My house has a concrete patio (about 16x16 though its 5-sided) which is not sloped properly for drainage. In some sections it seems basically level, in others (near the doorway of course) it actually pools water.

The worst area I estimate slopes about 1/8" per foot the wrong way. I mapped it out by making puddles; this area is about 6-8' across, sort of an oval. It, and the door, are in one corner of the patio. From the door to the yard is about 16'.

The concrete itself is in excellent condition. It doesn't show any signs of settling nor is it cracked, I think it was just not poured with correct slope in the first place.

I am planning to deck this over with sleepers laid over the concrete. So the concrete appearance is not very important.

Ideas how to deal with the slope:

  1. (CAN'T DO) Pour some leveling compound - height by the doorway is already very tight, can't afford to lose any of it

  2. (POSSIBLE) Grind channels to achieve at least 1/8" per 1' slope, from the low spots to the yard.

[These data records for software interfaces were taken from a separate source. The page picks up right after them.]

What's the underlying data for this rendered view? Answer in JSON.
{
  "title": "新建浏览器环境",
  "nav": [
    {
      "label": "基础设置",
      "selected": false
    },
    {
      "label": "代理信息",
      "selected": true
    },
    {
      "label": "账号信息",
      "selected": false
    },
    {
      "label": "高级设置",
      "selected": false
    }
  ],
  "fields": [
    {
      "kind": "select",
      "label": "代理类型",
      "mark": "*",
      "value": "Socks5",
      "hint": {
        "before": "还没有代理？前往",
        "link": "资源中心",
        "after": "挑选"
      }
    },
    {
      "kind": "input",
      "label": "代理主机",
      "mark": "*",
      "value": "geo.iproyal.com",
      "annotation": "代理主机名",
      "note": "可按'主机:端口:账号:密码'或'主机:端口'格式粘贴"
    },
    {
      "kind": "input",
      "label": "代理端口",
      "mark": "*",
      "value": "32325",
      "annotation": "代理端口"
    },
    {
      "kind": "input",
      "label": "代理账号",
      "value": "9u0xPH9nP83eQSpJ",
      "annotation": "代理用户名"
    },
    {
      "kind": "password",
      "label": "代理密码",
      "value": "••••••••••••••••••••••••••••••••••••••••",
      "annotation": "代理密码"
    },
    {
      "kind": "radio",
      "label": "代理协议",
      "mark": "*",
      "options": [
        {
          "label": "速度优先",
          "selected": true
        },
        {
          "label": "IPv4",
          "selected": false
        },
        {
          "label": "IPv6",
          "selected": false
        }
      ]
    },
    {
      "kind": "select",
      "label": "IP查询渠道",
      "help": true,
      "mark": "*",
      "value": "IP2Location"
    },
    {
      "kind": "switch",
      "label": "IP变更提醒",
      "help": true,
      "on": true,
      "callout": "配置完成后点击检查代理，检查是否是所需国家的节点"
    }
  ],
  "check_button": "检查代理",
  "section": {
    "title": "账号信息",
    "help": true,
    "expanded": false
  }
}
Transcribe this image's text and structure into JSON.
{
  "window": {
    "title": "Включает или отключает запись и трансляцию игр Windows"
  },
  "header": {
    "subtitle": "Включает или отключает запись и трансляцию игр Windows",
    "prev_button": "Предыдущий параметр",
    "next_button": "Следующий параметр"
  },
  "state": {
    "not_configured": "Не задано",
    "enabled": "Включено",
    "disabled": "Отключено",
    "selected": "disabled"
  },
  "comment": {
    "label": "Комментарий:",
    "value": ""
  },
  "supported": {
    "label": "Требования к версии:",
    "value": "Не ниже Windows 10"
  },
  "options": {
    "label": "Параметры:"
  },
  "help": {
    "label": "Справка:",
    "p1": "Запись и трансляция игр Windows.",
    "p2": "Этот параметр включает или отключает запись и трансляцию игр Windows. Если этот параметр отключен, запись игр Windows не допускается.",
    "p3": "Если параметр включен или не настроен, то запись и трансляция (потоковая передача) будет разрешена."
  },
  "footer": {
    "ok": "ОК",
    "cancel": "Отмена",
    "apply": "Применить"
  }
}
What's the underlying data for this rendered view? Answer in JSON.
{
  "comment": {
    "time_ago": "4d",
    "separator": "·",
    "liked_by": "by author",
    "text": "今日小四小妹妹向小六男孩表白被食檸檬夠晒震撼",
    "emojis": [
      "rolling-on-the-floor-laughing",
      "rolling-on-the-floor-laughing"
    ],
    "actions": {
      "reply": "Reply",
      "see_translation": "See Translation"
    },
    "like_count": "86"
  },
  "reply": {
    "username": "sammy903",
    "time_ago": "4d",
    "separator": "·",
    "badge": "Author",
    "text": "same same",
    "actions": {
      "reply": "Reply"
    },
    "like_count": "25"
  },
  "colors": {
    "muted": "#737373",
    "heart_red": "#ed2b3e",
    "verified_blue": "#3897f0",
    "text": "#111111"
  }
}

Rent a grinder like the example pasted below. Concern: might have to grind off a lot of material, maybe this is not practical.

  3. (POSSIBLE) Cut channels with a diamond demo-type saw with correct slope. Cut as many as needed. Concern: thin channels may clog with time.

Are either #s 2 or 3 feasible? Am I missing anything important, or is there another option I'm ignorant of?

enter image description here


2 Answers 2


We did end up renting a walk-behind grinder and it did the job.

It was not "easy" but only took a few hours, and the rental cost was reasonable. The ideal grinder we wanted was out of stock but would have had a smaller cutting width. However the one we used despite being larger still didn't take excessively long to do the job.

We had a small amount of water running the entire time which basically eliminated airborne dust, removed the dust, and indicated when the drainage was working well enough. We used that the judge when it was "done" rather than focusing on any exact measurement of slope.

In hindsight I think the job seemed intimidating but it was actually quite reasonable to do.


Grinding or cutting channels would be really hard. Some spots they's have to be up to an inch deep. I would drill a few 1/2" holes in the concrete where the water pools and let it just soak into the ground. You could cover the holes with a drain cover if you were concerned about the appearance.

  • I like this thought... I don't know what's under the slab. Probably gravel and then our normal clay soil. I wonder how well that would soak away? Commented Aug 16, 2020 at 16:34
  • 1
    @UuDdLrLrSs Probably the same as at the edge of the slab... you could experiment.
    – JACK
    Commented Aug 16, 2020 at 16:48
  • 1
    With sleepers and decking appearance won’t be an issue, I find drilling multiple 1/2” holes may take as long and still have issues plugging. surface grinding 8’ in a couple of places could be done with an angle grinder and cutting disk less expensive than renting that grinder for 1/2 day but by hand would take a little longer. I like to direct water away from the home even if no basement.
    – Ed Beal
    Commented Aug 16, 2020 at 19:22

Your Answer

By clicking “Post Your Answer”, you agree to our terms of service and acknowledge you have read our privacy policy.

Not the answer you're looking for? Browse other questions tagged or ask your own question.